1-800-472-6786

Palliative Pearls

Is my patient ready for palliative care?

Do you ever find it hard to explain why you want your patient to see the Palliative Care team?  We like to use the term “Supportive Care” when explaining to people what we do.  Our team consists of a physician, a nurse practitioner, two nurses, a social worker/counselor, a medical assistant, and a team coordinator.  We help patients who are facing serious illness, by addressing physical symptoms, psychological challenges, social issues, and spiritual health.  Many of our patients interact with every person on our team during their illness, and we encourage them to bring their family or friends to their visits with us.  We try to add an extra layer of support for those who are struggling with life-limiting illness.   We often see patients with advanced heart or pulmonary disease, neurologic disorders, advanced kidney disease, and cancers.  We will explore patient’s goals of care, and complete advance directives, when needed.  We have a volunteer notary service available for helping patients complete their important documents.  We have Spanish speaking staff available for interpretation during our visits.  We work closely with the home-based palliative care teams in the county (VNA, Assisted, Central Coast).  Our team is located in the Ridley Tree Cancer Center.

We would like to use this space regularly to share stories and educate.  Do you have topics you would like to hear more about?  Have you heard from your patients about their experiences with our team?  We would like to better serve you, our colleagues, as well as our patients.  If you want more information about which patients to refer to us, please see our Referral Guidelines.

Sansum Clinic provides Palliative Care for any patient in our community, with or without a referral.  With telemedicine, we have patients stretching from Bakersfield to Oxnard.   We are available to you and your patients, by calling 805-879-0675.

Ridley-Tree Cancer Center Team

Our team is motivated to align our patients’ medical care with their individual goals and preferences. One important way to do this is by initiating advance care planning discussions and having patients complete their advance care planning documents. This includes not only patients referred to palliative care, but all Sansum patients and members of our community. 

Initiating advance care planning conversations can be challenging.  It is important to approach the conversation in a motivating and exploratory way. 

How to identify which patients should complete advance directive or review their previously completed advance directive for updates? 

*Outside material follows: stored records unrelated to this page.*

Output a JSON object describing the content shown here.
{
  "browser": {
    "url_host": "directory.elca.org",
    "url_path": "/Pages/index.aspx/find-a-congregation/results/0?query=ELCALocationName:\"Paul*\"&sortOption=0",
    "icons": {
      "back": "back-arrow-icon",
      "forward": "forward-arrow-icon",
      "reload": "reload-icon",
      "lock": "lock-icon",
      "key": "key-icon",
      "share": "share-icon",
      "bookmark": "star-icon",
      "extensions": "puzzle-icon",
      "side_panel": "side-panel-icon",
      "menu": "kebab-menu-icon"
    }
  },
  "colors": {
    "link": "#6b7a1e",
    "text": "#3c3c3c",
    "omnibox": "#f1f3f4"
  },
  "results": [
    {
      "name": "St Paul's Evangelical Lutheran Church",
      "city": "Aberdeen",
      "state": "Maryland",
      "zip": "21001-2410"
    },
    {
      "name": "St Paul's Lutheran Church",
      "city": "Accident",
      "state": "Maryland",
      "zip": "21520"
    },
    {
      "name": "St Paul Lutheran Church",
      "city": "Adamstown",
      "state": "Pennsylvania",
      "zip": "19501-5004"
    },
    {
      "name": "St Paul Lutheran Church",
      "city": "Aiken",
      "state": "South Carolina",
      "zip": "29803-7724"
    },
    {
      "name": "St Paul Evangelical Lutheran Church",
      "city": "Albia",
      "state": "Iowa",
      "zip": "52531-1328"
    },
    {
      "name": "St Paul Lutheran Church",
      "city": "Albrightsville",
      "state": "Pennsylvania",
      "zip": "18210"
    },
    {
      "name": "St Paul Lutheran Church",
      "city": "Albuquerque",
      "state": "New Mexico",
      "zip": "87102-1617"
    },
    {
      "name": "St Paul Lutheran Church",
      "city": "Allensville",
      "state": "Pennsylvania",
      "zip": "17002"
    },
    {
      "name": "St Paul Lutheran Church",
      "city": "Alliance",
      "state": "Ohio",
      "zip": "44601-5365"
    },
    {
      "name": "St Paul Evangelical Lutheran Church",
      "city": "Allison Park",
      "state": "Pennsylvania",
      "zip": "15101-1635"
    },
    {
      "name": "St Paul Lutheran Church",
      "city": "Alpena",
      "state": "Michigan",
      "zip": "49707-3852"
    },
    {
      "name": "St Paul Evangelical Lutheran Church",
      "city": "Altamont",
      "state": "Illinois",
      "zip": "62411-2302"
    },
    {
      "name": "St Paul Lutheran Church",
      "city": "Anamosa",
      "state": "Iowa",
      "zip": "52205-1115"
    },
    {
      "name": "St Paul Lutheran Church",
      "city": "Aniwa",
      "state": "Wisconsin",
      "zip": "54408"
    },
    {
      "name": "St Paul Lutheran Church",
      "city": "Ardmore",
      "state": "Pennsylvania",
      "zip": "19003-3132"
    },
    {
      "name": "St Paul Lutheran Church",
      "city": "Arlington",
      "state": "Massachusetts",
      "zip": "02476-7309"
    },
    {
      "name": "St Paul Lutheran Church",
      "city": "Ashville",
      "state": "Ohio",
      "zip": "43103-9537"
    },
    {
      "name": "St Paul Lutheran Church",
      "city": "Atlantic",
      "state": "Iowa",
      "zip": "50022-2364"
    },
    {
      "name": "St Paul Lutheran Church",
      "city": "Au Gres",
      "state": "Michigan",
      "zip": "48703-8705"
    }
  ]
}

  • Any adult age 18 years or older 
  • Patients with stable, early onset, or chronic/progressive conditions
  • Providers: Ask yourself the Surprise Question, “Would I be surprised if my patient was alive in a year?” (If the answer is yes, recommend referral to Palliative Care and ACP) 
  • The “5 D’s” guide may help you remember to address ACP if a patient had a recent:
    • Death of family member or friend
    • Divorce
    • New diagnosis
    • Significant decline in health 
    • Reaches a new decade 

An advance directive is a legal form for people 18 years and older. It documents a person’s selected health care agent, and helps to determine types of medical care they would like to receive if they were very sick or injured and could not speak for themselves. A variety of legal advance directives can used including the MyCare document. *Recommended for all adults, regardless of their health status.*

A POLST is an acronym for Physician Orders for Life-Sustaining Treatment. It is a bright pink form, signed by both patient and physician, NP, or PA that has a treating relationship with the patient. The POLST transforms the patient’s wishes into medical orders, which are to be respected across the continuum of healthcare settings including the patient’s home.  The form is often placed on a patient’s refrigerator in their home to allow first responders and emergency personnel to SEE and to KNOW the patient’s wishes regarding life-supportive care, medical treatment, artificially administered nutrition including feeding tube placement and CPR. *Important to complete if patient is DNR/DNI to prevent unwanted CPR or medical care from starting* 

The advance directive and POLST forms are complementary, not meant to replace one another. 

If a patient expresses a clear desire for CPR regardless of situation, no POLST is needed

Dr. Meyers often asks, “Is there any medical care you would NOT want to receive?” This approach often invites questions, discussion, and can disarm those who feel they might be having care withheld from them by their providers.